Firms however are less optimistic about the LSA with just 14 per cent saying the legislation has had a positive impact compared to 21 per cent three years ago.
Baker Tilly professional practice group chair George Bull said: “In many cases law firms that previously held the view that reforms would have little impact on their business are coming around to the view that they will have to adjust their business model. The realisation that change will be necessary appears to be steadily growing.”
The report suggests that the introduction of the LSA has helped sharpen the thinking among firms looking for new ways to maintain competitiveness. Of those interviewed, 39 per cent said they had already shifted their strategy in response to the changes.
Bull continued: “Regulatory change has been most pronounced in connection with personal injury work so it is not surprising that we see the greatest amount of market movement here. However, this part of the market has not reached a new, mature stage yet. Long-term success for providers of retail legal services will depend on building a lifelong relationship with clients.
“Elsewhere in the legal sector, early-stage experimentation has produced new types of legal business models which are not always attractive to funders. Here, innovation has not yet been reflected in market change. This is particularly evident among legal businesses providing services to business clients: we have not yet seen a real game-changer enter the market.”

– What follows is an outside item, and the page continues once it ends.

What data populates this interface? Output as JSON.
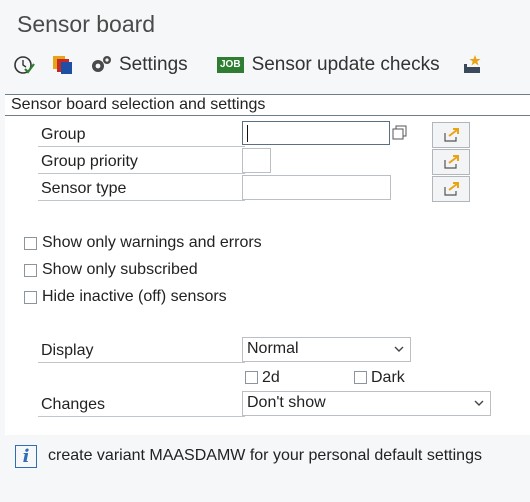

The Legal Services Board (LSB) last year admitted that the LSA had not resulted in the expected sweeping changes to the profession, stating in a five-year progress report that it was “early days” to judge its impact.